This past winter has been one of the coldest in many years. June was the coldest month in 40 years of records. But despite this the weather patterns have produced some of the lightest ever snow falls and we have subsequently seen a very early start to spring with August being the warmest August ever on record. Climate change is not all about warming. It is about extremes as the entire world adapts to a new weather environment and that is a scary reality. The earth is a finely balanced machine, the only planet in the entire universe that we know of that can support life, yet we are self mutilating it to the point where it needs intensive care to recover.

There is a way forward and hopefully out of this mess. But it requires action now. Greenpeace has suggested the following set of sensible and practical solutions.

* Make sure global emissions peak in 2015 and decrease as rapidly as possible towards zero after that
* Developed countries must make cuts of 40 per cent on their 1990 emissions by 2020
* Developing countries must slow the growth of emissions by 15-30 per cent by 2020, with support from developed nations
* Protect tropical forests with a special funding mechanism – forests for climate
* Replace dirty fossil fuel energy with renewable energy and energy efficiency

Step by step we can get out of this mess. But it requires urgent action now. If we don’t the consequences for the world could be far beyond the plot of any Hollywood disaster movie. In the past, a similar debate occurred about AIDS, where a minority of scientists maintained for a long time that the disease was not caused by a virus. This view was clearly wrong in the eyes of most scientists, but nevertheless some scientists took different views until the science became irrefutable. The political consequences of this denial had tragic results in some African countries.

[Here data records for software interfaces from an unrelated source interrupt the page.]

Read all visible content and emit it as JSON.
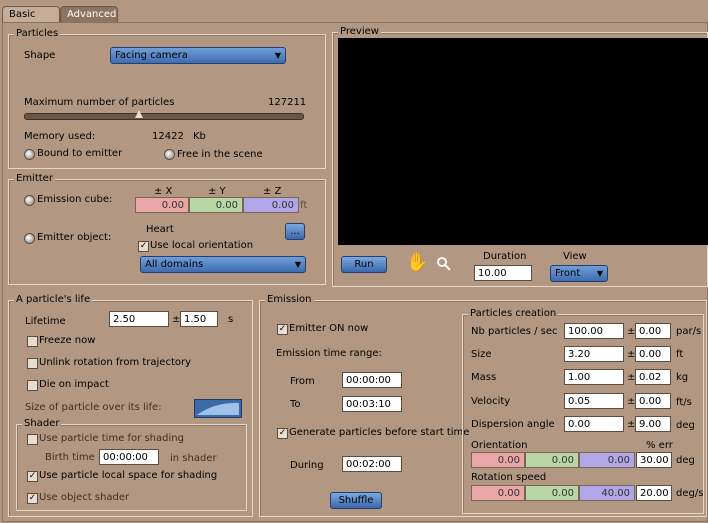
{
  "tabs": [
    "Basic",
    "Advanced"
  ],
  "particles": {
    "legend": "Particles",
    "shape_label": "Shape",
    "shape_value": "Facing camera",
    "max_label": "Maximum number of particles",
    "max_value": "127211",
    "memory_label": "Memory used:",
    "memory_value": "12422",
    "memory_unit": "Kb",
    "bound_label": "Bound to emitter",
    "free_label": "Free in the scene"
  },
  "emitter": {
    "legend": "Emitter",
    "cube_label": "Emission cube:",
    "hx": "± X",
    "hy": "± Y",
    "hz": "± Z",
    "cx": "0.00",
    "cy": "0.00",
    "cz": "0.00",
    "unit": "ft",
    "object_label": "Emitter object:",
    "object_name": "Heart",
    "browse": "...",
    "local_orient": "Use local orientation",
    "domains": "All domains"
  },
  "preview": {
    "legend": "Preview",
    "run": "Run",
    "duration_label": "Duration",
    "duration_value": "10.00",
    "view_label": "View",
    "view_value": "Front"
  },
  "life": {
    "legend": "A particle's life",
    "lifetime_label": "Lifetime",
    "lifetime": "2.50",
    "pm": "±",
    "lifetime_err": "1.50",
    "unit": "s",
    "freeze": "Freeze now",
    "unlink": "Unlink rotation from trajectory",
    "die": "Die on impact",
    "size_over": "Size of particle over its life:",
    "shader_legend": "Shader",
    "use_time": "Use particle time for shading",
    "birth_label": "Birth time is",
    "birth_value": "00:00:00",
    "in_shader": "in shader",
    "local_space": "Use particle local space for shading",
    "object_shader": "Use object shader"
  },
  "emission": {
    "legend": "Emission",
    "on_now": "Emitter ON now",
    "range": "Emission time range:",
    "from_label": "From",
    "from_value": "00:00:00",
    "to_label": "To",
    "to_value": "00:03:10",
    "gen_before": "Generate particles before start time",
    "during_label": "During",
    "during_value": "00:02:00",
    "shuffle": "Shuffle"
  },
  "creation": {
    "legend": "Particles creation",
    "rows": [
      {
        "label": "Nb particles / sec",
        "value": "100.00",
        "err": "0.00",
        "unit": "par/s"
      },
      {
        "label": "Size",
        "value": "3.20",
        "err": "0.00",
        "unit": "ft"
      },
      {
        "label": "Mass",
        "value": "1.00",
        "err": "0.02",
        "unit": "kg"
      },
      {
        "label": "Velocity",
        "value": "0.05",
        "err": "0.00",
        "unit": "ft/s"
      },
      {
        "label": "Dispersion angle",
        "value": "0.00",
        "err": "9.00",
        "unit": "deg"
      }
    ],
    "pm": "±",
    "orientation_label": "Orientation",
    "err_label": "% err",
    "orientation": [
      "0.00",
      "0.00",
      "0.00",
      "30.00"
    ],
    "orientation_unit": "deg",
    "rotation_label": "Rotation speed",
    "rotation": [
      "0.00",
      "0.00",
      "40.00",
      "20.00"
    ],
    "rotation_unit": "deg/s"
  },
  "colors": {
    "field_x": "#e8a6a6",
    "field_y": "#b8d6a6",
    "field_z": "#b0a6e8",
    "dropdown": "#4f7fc4"
  }
}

It is important and beneficial for New Zealand to be seen again as a responsible global citizen and do our bit for achieving the most positive outcome at Copenhagen. I urge you to join the Greenpeace Sign-On campaign at It could be the simplest and best piece of political activism you ever do in your lifetime.

For further information on the realities of climate change in New Zealand visit: